DATA LISTING Start Marker

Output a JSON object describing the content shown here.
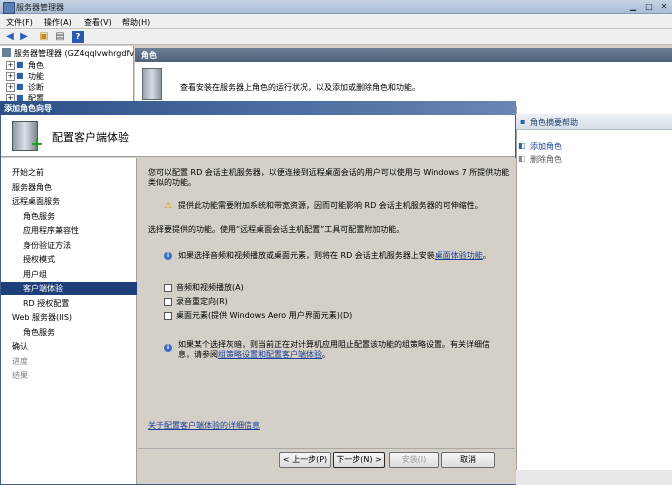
{
  "window": {
    "title": "服务器管理器"
  },
  "menu": {
    "items": [
      "文件(F)",
      "操作(A)",
      "查看(V)",
      "帮助(H)"
    ]
  },
  "tree": {
    "root": "服务器管理器 (GZ4qqlvwhrgdfv",
    "nodes": [
      "角色",
      "功能",
      "诊断",
      "配置"
    ]
  },
  "roles_panel": {
    "header": "角色",
    "description": "查看安装在服务器上角色的运行状况，以及添加或删除角色和功能。"
  },
  "help_panel": {
    "title": "角色摘要帮助",
    "add_role": "添加角色",
    "remove_role": "删除角色"
  },
  "dialog": {
    "title": "添加角色向导",
    "heading": "配置客户端体验",
    "nav": [
      {
        "label": "开始之前",
        "indent": 0,
        "state": "normal"
      },
      {
        "label": "服务器角色",
        "indent": 0,
        "state": "normal"
      },
      {
        "label": "远程桌面服务",
        "indent": 0,
        "state": "normal"
      },
      {
        "label": "角色服务",
        "indent": 1,
        "state": "normal"
      },
      {
        "label": "应用程序兼容性",
        "indent": 1,
        "state": "normal"
      },
      {
        "label": "身份验证方法",
        "indent": 1,
        "state": "normal"
      },
      {
        "label": "授权模式",
        "indent": 1,
        "state": "normal"
      },
      {
        "label": "用户组",
        "indent": 1,
        "state": "normal"
      },
      {
        "label": "客户端体验",
        "indent": 1,
        "state": "selected"
      },
      {
        "label": "RD 授权配置",
        "indent": 1,
        "state": "normal"
      },
      {
        "label": "Web 服务器(IIS)",
        "indent": 0,
        "state": "normal"
      },
      {
        "label": "角色服务",
        "indent": 1,
        "state": "normal"
      },
      {
        "label": "确认",
        "indent": 0,
        "state": "normal"
      },
      {
        "label": "进度",
        "indent": 0,
        "state": "disabled"
      },
      {
        "label": "结果",
        "indent": 0,
        "state": "disabled"
      }
    ],
    "intro_line1": "您可以配置 RD 会话主机服务器，以便连接到远程桌面会话的用户可以使用与 Windows 7 所提供功能",
    "intro_line2": "类似的功能。",
    "warning": "提供此功能需要附加系统和带宽资源，因而可能影响 RD 会话主机服务器的可伸缩性。",
    "select_prompt": "选择要提供的功能。使用“远程桌面会话主机配置”工具可配置附加功能。",
    "info1_text": "如果选择音频和视频播放或桌面元素，则将在 RD 会话主机服务器上安装",
    "info1_link": "桌面体验功能",
    "info1_end": "。",
    "options": [
      {
        "label": "音频和视频播放(A)",
        "checked": false
      },
      {
        "label": "录音重定向(R)",
        "checked": false
      },
      {
        "label": "桌面元素(提供 Windows Aero 用户界面元素)(D)",
        "checked": false
      }
    ],
    "info2_line1": "如果某个选择灰暗，则当前正在对计算机应用阻止配置该功能的组策略设置。有关详细信",
    "info2_line2_pre": "息，请参阅",
    "info2_link": "组策略设置和配置客户端体验",
    "info2_line2_end": "。",
    "more_info_link": "关于配置客户端体验的详细信息",
    "buttons": {
      "back": "< 上一步(P)",
      "next": "下一步(N) >",
      "install": "安装(I)",
      "cancel": "取消"
    }
  }
}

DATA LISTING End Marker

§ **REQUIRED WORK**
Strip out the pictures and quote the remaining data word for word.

§ **THE ANSWER**
Output a JSON object describing the content shown here.
{
  "window": {
    "title": "服务器管理器"
  },
  "menu": {
    "items": [
      "文件(F)",
      "操作(A)",
      "查看(V)",
      "帮助(H)"
    ]
  },
  "tree": {
    "root": "服务器管理器 (GZ4qqlvwhrgdfv",
    "nodes": [
      "角色",
      "功能",
      "诊断",
      "配置"
    ]
  },
  "roles_panel": {
    "header": "角色",
    "description": "查看安装在服务器上角色的运行状况，以及添加或删除角色和功能。"
  },
  "help_panel": {
    "title": "角色摘要帮助",
    "add_role": "添加角色",
    "remove_role": "删除角色"
  },
  "dialog": {
    "title": "添加角色向导",
    "heading": "配置客户端体验",
    "nav": [
      {
        "label": "开始之前",
        "indent": 0,
        "state": "normal"
      },
      {
        "label": "服务器角色",
        "indent": 0,
        "state": "normal"
      },
      {
        "label": "远程桌面服务",
        "indent": 0,
        "state": "normal"
      },
      {
        "label": "角色服务",
        "indent": 1,
        "state": "normal"
      },
      {
        "label": "应用程序兼容性",
        "indent": 1,
        "state": "normal"
      },
      {
        "label": "身份验证方法",
        "indent": 1,
        "state": "normal"
      },
      {
        "label": "授权模式",
        "indent": 1,
        "state": "normal"
      },
      {
        "label": "用户组",
        "indent": 1,
        "state": "normal"
      },
      {
        "label": "客户端体验",
        "indent": 1,
        "state": "selected"
      },
      {
        "label": "RD 授权配置",
        "indent": 1,
        "state": "normal"
      },
      {
        "label": "Web 服务器(IIS)",
        "indent": 0,
        "state": "normal"
      },
      {
        "label": "角色服务",
        "indent": 1,
        "state": "normal"
      },
      {
        "label": "确认",
        "indent": 0,
        "state": "normal"
      },
      {
        "label": "进度",
        "indent": 0,
        "state": "disabled"
      },
      {
        "label": "结果",
        "indent": 0,
        "state": "disabled"
      }
    ],
    "intro_line1": "您可以配置 RD 会话主机服务器，以便连接到远程桌面会话的用户可以使用与 Windows 7 所提供功能",
    "intro_line2": "类似的功能。",
    "warning": "提供此功能需要附加系统和带宽资源，因而可能影响 RD 会话主机服务器的可伸缩性。",
    "select_prompt": "选择要提供的功能。使用“远程桌面会话主机配置”工具可配置附加功能。",
    "info1_text": "如果选择音频和视频播放或桌面元素，则将在 RD 会话主机服务器上安装",
    "info1_link": "桌面体验功能",
    "info1_end": "。",
    "options": [
      {
        "label": "音频和视频播放(A)",
        "checked": false
      },
      {
        "label": "录音重定向(R)",
        "checked": false
      },
      {
        "label": "桌面元素(提供 Windows Aero 用户界面元素)(D)",
        "checked": false
      }
    ],
    "info2_line1": "如果某个选择灰暗，则当前正在对计算机应用阻止配置该功能的组策略设置。有关详细信",
    "info2_line2_pre": "息，请参阅",
    "info2_link": "组策略设置和配置客户端体验",
    "info2_line2_end": "。",
    "more_info_link": "关于配置客户端体验的详细信息",
    "buttons": {
      "back": "< 上一步(P)",
      "next": "下一步(N) >",
      "install": "安装(I)",
      "cancel": "取消"
    }
  }
}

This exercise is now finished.